FAILING TO STOP AFTER AN ACCIDENT What’s a driver to do?
We frequently receive calls from individuals injured in a car accident caused by a driver that did not stop or who left the scene of the collision before exchanging driver and insurance information. In Pennsylvania, leaving the scene of an accident involving damage to another vehicle or property is punishable by a fine or imprisonment for not more than 90 days. Leaving the scene of a collision involving injury or death to a person can carry a minimum sentence of three years in jail, in addition to any punishment imposed for other criminal offenses.
Additionally, Pennsylvania imposes a duty on a person involved in an accident resulting in injury or death (regardless of who caused the collision) to render aid and reasonable assistance, including making arrangements for the medical treatment, if it is apparent that such treatment is necessary or if medical assistance is requested by the injured party.
If you are involved in any type of collision, even where the damage seems minor, the best practice is to pull over to the side of the road, exchange driver and insurance information and ask the others involved if they are injured. If someone is injured; or there is debris on the roadway; or the vehicles are not drivable, call 911.
But what happens if you pull over and the other driver takes off?
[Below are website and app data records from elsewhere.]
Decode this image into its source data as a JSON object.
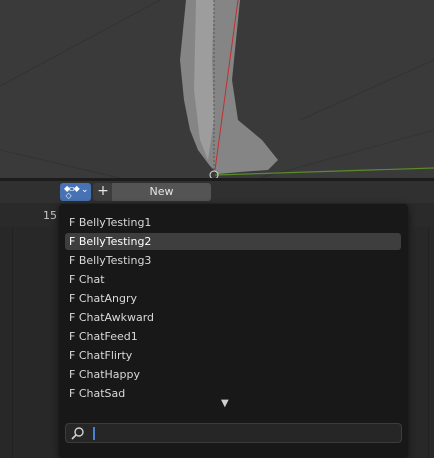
{
  "header": {
    "new_label": "New",
    "plus_label": "+"
  },
  "timeline": {
    "frame_label": "15"
  },
  "dropdown": {
    "items": [
      {
        "label": "F BellyTesting1",
        "active": false
      },
      {
        "label": "F BellyTesting2",
        "active": true
      },
      {
        "label": "F BellyTesting3",
        "active": false
      },
      {
        "label": "F Chat",
        "active": false
      },
      {
        "label": "F ChatAngry",
        "active": false
      },
      {
        "label": "F ChatAwkward",
        "active": false
      },
      {
        "label": "F ChatFeed1",
        "active": false
      },
      {
        "label": "F ChatFlirty",
        "active": false
      },
      {
        "label": "F ChatHappy",
        "active": false
      },
      {
        "label": "F ChatSad",
        "active": false
      }
    ],
    "more_indicator": "▼",
    "search": {
      "value": "",
      "placeholder": ""
    }
  },
  "colors": {
    "accent": "#4772b3",
    "highlight": "#3e3e3e",
    "menu_bg": "#181818"
  }
}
Not only is it stressful to be involved in a car accident, but when the other driver flees the scene, insult is added to injury. Below are listed some do’s and don’ts when you do the right thing, but the other driver does not.
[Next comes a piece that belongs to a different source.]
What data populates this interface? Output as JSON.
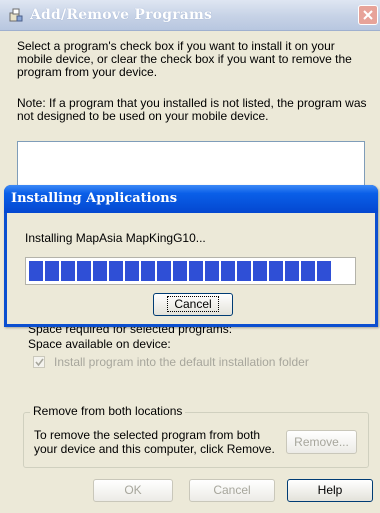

DON’T chase the other driver down. People have been severely injured or have injured others by trying to force a fleeing vehicle to stop.
DO try to photograph the other vehicle and driver, if the driver initially pulled over, but thereafter quickly flees the scene.
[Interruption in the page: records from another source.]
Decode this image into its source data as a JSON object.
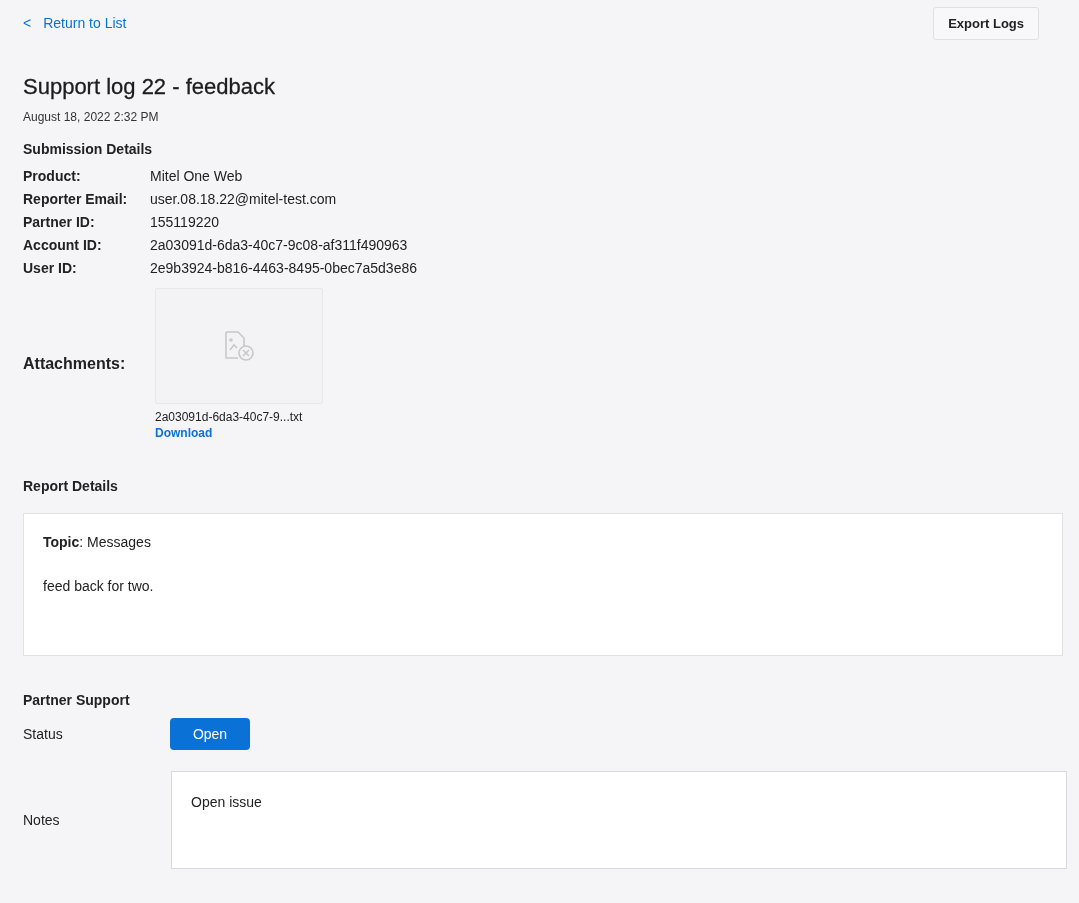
{
  "back_link": {
    "icon": "<",
    "label": "Return to List"
  },
  "export_button": "Export Logs",
  "title": "Support log 22 - feedback",
  "date": "August 18, 2022 2:32 PM",
  "submission": {
    "heading": "Submission Details",
    "fields": [
      {
        "label": "Product:",
        "value": "Mitel One Web"
      },
      {
        "label": "Reporter Email:",
        "value": "user.08.18.22@mitel-test.com"
      },
      {
        "label": "Partner ID:",
        "value": "155119220"
      },
      {
        "label": "Account ID:",
        "value": "2a03091d-6da3-40c7-9c08-af311f490963"
      },
      {
        "label": "User ID:",
        "value": "2e9b3924-b816-4463-8495-0bec7a5d3e86"
      }
    ],
    "attachments": {
      "label": "Attachments:",
      "files": [
        {
          "name": "2a03091d-6da3-40c7-9...txt",
          "link": "Download"
        }
      ]
    }
  },
  "report": {
    "heading": "Report Details",
    "topic": "**Topic**: Messages",
    "body": "feed back for two."
  },
  "partner_support": {
    "heading": "Partner Support",
    "status_label": "Status",
    "status": "Open",
    "notes_label": "Notes",
    "notes": "Open issue"
  }
}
DO report the incident to the police. Call 911 and provide the police with as much information as you were able to gather on the other vehicle and driver. The police may be able to secure video footage from local businesses in order to track the other driver down.
DO get witnesses names and addresses.
DO immediately write down all that you remember regarding the driver, the vehicle and how the collision occurred.
DO report the claim to your insurance company. Many carriers have time limitations on reporting a claim and require that a police report be filed by the insured, when a collision involves a fleeing vehicle.
What about damage to your vehicle, medical treatment and compensation for you injuries? This is where it is important to have the right insurance coverage. If the other driver does not stop and cannot be found or is uninsured, then your property damage claim will only be covered under you own policy of insurance if you have collision coverage. As to your medical expenses, Pennsylvania law requires that you have at least $5,000 in medical benefit coverage on your own policy of insurance. If you carry an optional coverage called Uninsured Motorist Coverage, you can also make a claim under your policy for all other losses and harms, such as pain and suffering or excess medical bills and wage loss.
If you have questions about insurance coverage, the time to review those coverages is BEFORE you are involved in a collision. However, if you have been involved a hit and run collision, we would be happy to discuss your coverages under the facts of your case.
At Drake, Hileman & Davis, our personal injury attorneys have been concerned for the safety of those in our community for more than 30 years. We have been helping the injured find answers, whenever accidents happen. We have a proven track record of results and satisfied clients. We’re ready to answer your questions and provide you with the legal help you need. Contact us on-line or call us at 1-888-777-7098 to schedule your free consultation in the convenience of your home or at one of our five offices located throughout the region.